I think, you know, the evidence of what happened in Somalia and elsewhere
doesn't bode particularly well for that.
WILENIUS: In the Democratic Republic
of Congo a staggering three million people have lost their lives through
war or famine, with rival African states joining the battle for diamonds,
money and influence. It's left the country in ruins. But rather than tackling
Africa's bloody conflicts the west has been feeding them, sending millions
of pounds worth of military hardware and expertise into the continent every
KING: I think nowhere is
the contradiction more clear in development and trade policy than in the
arm, in the area of arms, and you can see it when British soldiers have
British arms turned against them in wars.
TONGE: We really have got to tighten
up where we sell our arms to, because in the end its not in our interests
even because we have to go and clean up the mess, we have to spend money
on redeveloping a country as we're doing in Afghanistan now. So conflict
prevention before anything starts is a much more sensible policy to pursue
and that includes controlling the arms trade.
WILENIUS: Tony Blair's beginning
to realise that he can't change things in Africa on his own.
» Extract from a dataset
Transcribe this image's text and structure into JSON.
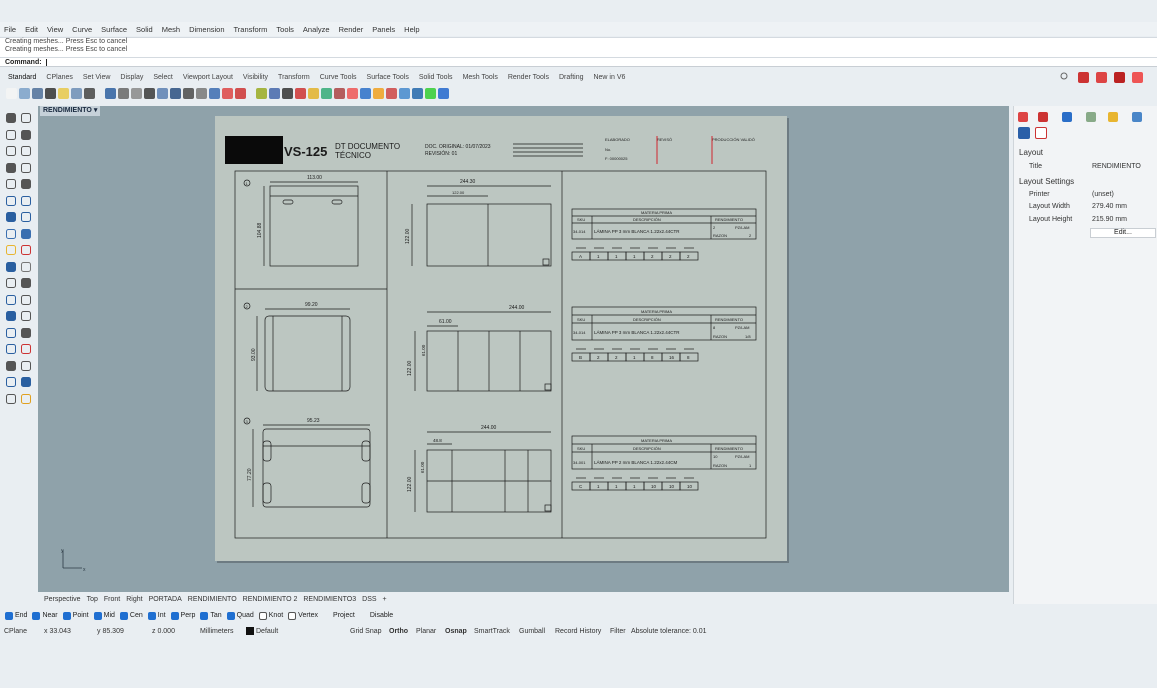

Last week's
attempt to force the Commonwealth to take tougher action against Zimbabwe's
President Mugabe was rebuffed. Now he's coming under mounting pressure
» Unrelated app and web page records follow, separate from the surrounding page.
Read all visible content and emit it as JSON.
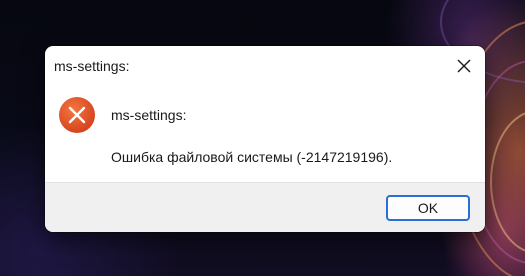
{
  "dialog": {
    "title": "ms-settings:",
    "heading": "ms-settings:",
    "message": "Ошибка файловой системы (-2147219196).",
    "icon": "error-icon",
    "ok_label": "OK",
    "close_icon": "close-icon"
  },
  "colors": {
    "error_red": "#e0502a",
    "focus_blue": "#2a6fd6",
    "footer_gray": "#f0f0f0"
  }
}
to use his special relationship with President Bush to try to force the
Americans to put far more aid and commitment into Africa.
COATES: There's a, a, I think a
pivotal opportunity now where if Blair does use his influence then, then
the US policy can shift on many of these areas. But first it would be very
good if the UK itself showed leadership through its own policies.
WILENIUS: After his West African
trip Tony Blair will be hurled straight back into difficult domestic issues.
But he'll have to have more than a nice suntan to show for his overseas
efforts. There need to be real improvements to aid, trade and peace in
Africa, otherwise he'll continue to be dogged by the grand promises of
his conference speech.
TONGE: Well I hope it comes back
to haunt him, I'm going to make jolly sure it comes back to haunt him on
a very regular basis because he's said these things very, very publicly,
I accept and hope very much that he was sincere about it and I think we
should remind him of those words very, very often indeed during the course
of this parliament.
BALDRY: What we're going to see
is a number of photo opportunities in Africa, a few sound bytes, a statement
back in the House of Commons when he gets back but actually in terms of
real proposals or real achievements, very little being done.
WILENIUS: Back from his travels
and returning to rain-swept Westminster Tony Blair could once again run
into criticism for raising expectations which he can't then deliver. Because
a few good holiday snaps may not be enough to persuade his critics that
he is starting to pull Africa out of the darkness.